Colds and Upper Respiratory Infections
Colds, upper respiratory infections, and URIs are common terms we use to describe viral illnesses that cause nasal congestion, runny nose, sneezing, sore throat, fever, and cough. The fever usually lasts for 2-3 days, and the cough with congestion and runny nose may last for 5-10 days. The typical preschool-age child may experience 6-10 colds per year. Most colds resolve on their own with rest and fluids, but some may lead to ear infection, sinus infection, asthma attack, or other complications. If you are concerned about the possibility of one of these complications, please have your child seen in our office for an evaluation.
See also: Colds | Sinus Pain or Congestion
Mouth Blisters (Herpangina)
Herpangina is an illness caused by a virus, with small blister-like bumps or ulcers in the back of throat or the roof of the mouth. The child may have a high fever with the illness.
Herpangina is a common disease in children and is usually seen in children between the ages of 1 and 4, most often in the summer and fall. Good handwashing is necessary to help prevent the spread of the disease.
Treatment for herpangina is to help decrease the severity of the symptoms. Since it is a viral infection, antibiotics are ineffective. Treatment may include increased fluid intake, and acetaminophen for fever and pain.
If the child is not taking fluids well and there is concern about hydration, you should bring the child in to the office.
Vomiting and Diarrhea
We are currently seeing viral illnesses that cause vomiting and diarrhea. Usually called viral gastroenteritis, the virus causes inflammation and irritation of the stomach and the intestines, leading to vomiting and diarrhea. This illness, often called the "stomach flu" typically lasts 1-2 days, with diarrhea lasting a few days longer.

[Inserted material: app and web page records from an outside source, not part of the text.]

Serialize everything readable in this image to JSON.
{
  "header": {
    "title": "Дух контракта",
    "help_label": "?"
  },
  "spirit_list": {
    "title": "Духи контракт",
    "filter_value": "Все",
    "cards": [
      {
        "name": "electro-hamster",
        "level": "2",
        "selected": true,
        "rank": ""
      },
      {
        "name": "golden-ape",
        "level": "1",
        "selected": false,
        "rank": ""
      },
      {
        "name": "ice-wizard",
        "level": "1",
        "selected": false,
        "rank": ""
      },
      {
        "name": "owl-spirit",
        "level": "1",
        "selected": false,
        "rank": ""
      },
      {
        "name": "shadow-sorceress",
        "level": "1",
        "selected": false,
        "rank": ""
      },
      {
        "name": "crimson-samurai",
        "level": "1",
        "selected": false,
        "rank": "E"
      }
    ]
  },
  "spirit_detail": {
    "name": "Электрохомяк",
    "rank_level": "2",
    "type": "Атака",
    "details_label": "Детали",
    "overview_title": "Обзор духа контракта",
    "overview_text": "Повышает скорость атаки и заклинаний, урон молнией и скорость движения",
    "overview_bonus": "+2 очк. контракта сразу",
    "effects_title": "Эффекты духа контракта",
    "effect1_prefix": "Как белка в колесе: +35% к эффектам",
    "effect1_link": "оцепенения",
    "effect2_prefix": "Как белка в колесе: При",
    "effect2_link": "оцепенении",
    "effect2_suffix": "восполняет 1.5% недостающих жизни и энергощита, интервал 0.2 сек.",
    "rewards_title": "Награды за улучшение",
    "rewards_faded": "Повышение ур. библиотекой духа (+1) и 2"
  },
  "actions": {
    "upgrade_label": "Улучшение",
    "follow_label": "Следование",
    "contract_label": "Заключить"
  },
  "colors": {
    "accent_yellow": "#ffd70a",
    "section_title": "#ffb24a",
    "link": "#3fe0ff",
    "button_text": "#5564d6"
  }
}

It is important to make sure that your child does not get dehydrated with this condition. Offer Gatorade, Pedialyte, or warm soda pop in small amounts every 20 minutes until your child can keep liquids down. If they are unable to keep liquids down, back off for 2 hours. the try the small amounts again. If your child has few wet diapers and does not make tears, or appears limp or lethargic, they may be dehydrated and we will need to see them in our office.
See also: Diarrhea | Vomiting Without Diarrhea